The other day I found another orange flavored chocolate product from Mars in Ramstor, a large grocery store near my new apartment off of Abdrakhmanov (formerly Sovetskaia) Street. For 64 som I purchased a fairly large box of orange flavored Twixels. These are small Twix bars. Like the orange flavored M&Ms they appear to be manufactured by Mars only for the Russian speaking market. I have never seen them in the US.

Wednesday, February 06, 2008

Volga German Settlements in Turkmenistan

This came up in my Political History of the USSR class this week and I had to look it up. The first German settlements in the Transcaspian region of the Russian Empire were founded in 1892. Some 50 families from the Volga established the villages of Krestov (near Sarakhs) and Saratov (near Ashgabat) at this time (Krieger, p. 14). In 1904 villagers from the Saratov settlement founded Kozelkov in the region of Bairam-Ali near Merv. Following this move, difficult economic and climatic conditions led to the dissolution of the original Transcaspian Saratov colony (Krieger, p. 85). The 1926 Soviet census counted 1,276 Germans in Turkmenistan of which 595 lived in the rural areas of Merv Okrug concentrated mostly in the villages of Kozelkov and Krestov and another 296 lived in the Turkmen capitol of Ashgabat (Krieger, p. 101). Much larger German populations lived in other areas of Central Asia including 4,291 in Kyrgyzstan, 4,646 in Uzbekistan and 51,102 in Kazakhstan. By 1939 the German population of Turkmenistan had grown to 3,346 versus 2,022 for Tajikistan, 10,049 for Uzbekistan, 11,741 for Kyrgyzstan and 92,571 for Kazakhstan (Krieger, table 1, p. 133). As can be seen from the census figures the German population in Turkmenistan remained quite small compared to the settlements in the northern regions of Central Asia.

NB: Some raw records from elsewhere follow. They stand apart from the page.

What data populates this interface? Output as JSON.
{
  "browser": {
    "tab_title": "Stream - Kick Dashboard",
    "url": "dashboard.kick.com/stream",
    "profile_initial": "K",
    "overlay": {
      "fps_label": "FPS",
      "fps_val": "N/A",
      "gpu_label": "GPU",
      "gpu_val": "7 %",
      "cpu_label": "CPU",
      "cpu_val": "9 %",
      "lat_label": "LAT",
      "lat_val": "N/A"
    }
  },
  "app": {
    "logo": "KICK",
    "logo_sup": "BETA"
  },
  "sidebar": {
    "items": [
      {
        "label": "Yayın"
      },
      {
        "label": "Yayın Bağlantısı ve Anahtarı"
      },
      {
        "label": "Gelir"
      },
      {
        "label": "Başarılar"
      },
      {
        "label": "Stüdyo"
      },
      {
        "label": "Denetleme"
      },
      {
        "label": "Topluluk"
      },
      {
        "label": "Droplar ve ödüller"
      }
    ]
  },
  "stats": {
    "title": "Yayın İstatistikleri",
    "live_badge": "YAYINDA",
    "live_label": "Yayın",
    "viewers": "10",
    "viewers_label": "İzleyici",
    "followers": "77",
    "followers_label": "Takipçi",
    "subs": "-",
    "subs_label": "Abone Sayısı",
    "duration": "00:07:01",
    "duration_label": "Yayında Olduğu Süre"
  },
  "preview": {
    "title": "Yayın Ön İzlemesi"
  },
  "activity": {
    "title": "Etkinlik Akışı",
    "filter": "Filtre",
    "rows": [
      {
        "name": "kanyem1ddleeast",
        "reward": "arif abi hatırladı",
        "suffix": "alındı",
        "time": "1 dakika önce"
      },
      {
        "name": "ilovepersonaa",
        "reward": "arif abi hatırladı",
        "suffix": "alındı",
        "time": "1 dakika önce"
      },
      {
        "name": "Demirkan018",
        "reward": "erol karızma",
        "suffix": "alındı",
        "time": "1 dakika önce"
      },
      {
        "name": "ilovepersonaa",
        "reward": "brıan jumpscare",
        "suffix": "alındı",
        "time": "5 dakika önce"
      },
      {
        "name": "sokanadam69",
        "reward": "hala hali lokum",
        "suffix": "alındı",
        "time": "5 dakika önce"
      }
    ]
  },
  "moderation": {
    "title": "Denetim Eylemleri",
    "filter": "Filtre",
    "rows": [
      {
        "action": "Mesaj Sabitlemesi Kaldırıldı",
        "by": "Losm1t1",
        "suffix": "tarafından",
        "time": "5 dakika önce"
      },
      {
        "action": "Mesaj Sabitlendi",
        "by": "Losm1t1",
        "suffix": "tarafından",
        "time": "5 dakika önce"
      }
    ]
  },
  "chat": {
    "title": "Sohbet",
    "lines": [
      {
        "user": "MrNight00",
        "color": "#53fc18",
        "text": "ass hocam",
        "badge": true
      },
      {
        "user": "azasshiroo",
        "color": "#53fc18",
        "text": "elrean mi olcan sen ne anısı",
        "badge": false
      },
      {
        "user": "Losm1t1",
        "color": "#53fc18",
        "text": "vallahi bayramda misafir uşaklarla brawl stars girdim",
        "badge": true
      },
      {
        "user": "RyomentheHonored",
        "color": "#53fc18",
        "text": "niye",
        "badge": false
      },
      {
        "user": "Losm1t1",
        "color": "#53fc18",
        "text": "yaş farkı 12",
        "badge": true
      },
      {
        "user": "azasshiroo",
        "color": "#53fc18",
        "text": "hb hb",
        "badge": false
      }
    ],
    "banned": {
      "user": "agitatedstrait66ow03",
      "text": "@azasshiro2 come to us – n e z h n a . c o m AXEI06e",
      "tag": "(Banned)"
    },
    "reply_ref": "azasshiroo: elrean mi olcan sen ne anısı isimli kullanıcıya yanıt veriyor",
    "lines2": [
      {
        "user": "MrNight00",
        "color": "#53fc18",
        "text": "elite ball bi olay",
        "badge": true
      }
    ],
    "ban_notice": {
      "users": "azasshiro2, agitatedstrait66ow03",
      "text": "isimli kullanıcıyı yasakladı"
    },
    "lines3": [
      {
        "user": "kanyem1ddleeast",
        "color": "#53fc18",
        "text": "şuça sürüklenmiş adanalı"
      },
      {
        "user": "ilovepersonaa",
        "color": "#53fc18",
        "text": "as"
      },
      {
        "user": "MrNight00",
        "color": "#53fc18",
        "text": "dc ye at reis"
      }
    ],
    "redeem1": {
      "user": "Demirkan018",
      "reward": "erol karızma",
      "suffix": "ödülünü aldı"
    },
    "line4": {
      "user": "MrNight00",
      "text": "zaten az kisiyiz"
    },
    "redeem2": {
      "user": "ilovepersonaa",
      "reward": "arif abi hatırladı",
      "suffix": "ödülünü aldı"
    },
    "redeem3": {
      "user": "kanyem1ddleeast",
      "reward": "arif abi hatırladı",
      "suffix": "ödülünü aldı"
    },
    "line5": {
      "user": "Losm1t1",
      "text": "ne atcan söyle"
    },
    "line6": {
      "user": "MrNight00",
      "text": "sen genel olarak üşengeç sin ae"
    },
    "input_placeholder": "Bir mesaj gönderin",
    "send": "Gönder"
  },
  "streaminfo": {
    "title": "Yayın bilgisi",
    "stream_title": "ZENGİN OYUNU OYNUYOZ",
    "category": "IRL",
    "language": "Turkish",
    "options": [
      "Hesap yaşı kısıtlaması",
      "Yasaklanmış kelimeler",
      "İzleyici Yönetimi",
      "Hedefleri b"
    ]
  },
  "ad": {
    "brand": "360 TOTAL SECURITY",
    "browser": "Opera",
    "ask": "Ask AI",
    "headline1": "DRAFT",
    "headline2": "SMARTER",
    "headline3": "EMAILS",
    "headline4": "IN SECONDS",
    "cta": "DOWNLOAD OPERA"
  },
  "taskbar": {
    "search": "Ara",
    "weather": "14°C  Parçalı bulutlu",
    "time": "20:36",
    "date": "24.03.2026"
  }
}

Source: Viktor Krieger, Rein, Volga, Irtysh: Iz Istorii Nemtsev Tsentral'noi Azii (Almaty: Daik-Press, 2006).

Saturday, February 02, 2008

New Link

I am adding Kristina Gray's Kazakhnomad's Weblog to my blogroll. You might remember that she and her husband Ken came to visit me here in Bishkek. She gave a guest lecture on the Ukrainian Holodomor to my Russian Politics class. Kristina and Ken currently live and work in Almaty Kazakhstan.

Friday, February 01, 2008

Kyrgyzstan Now Has Coins

The other day I got my first sixteen som in loose change. The cashier gave me back two five som coins and two three som coins. I do not think I have ever seen a bill or coin in the denomination of three before.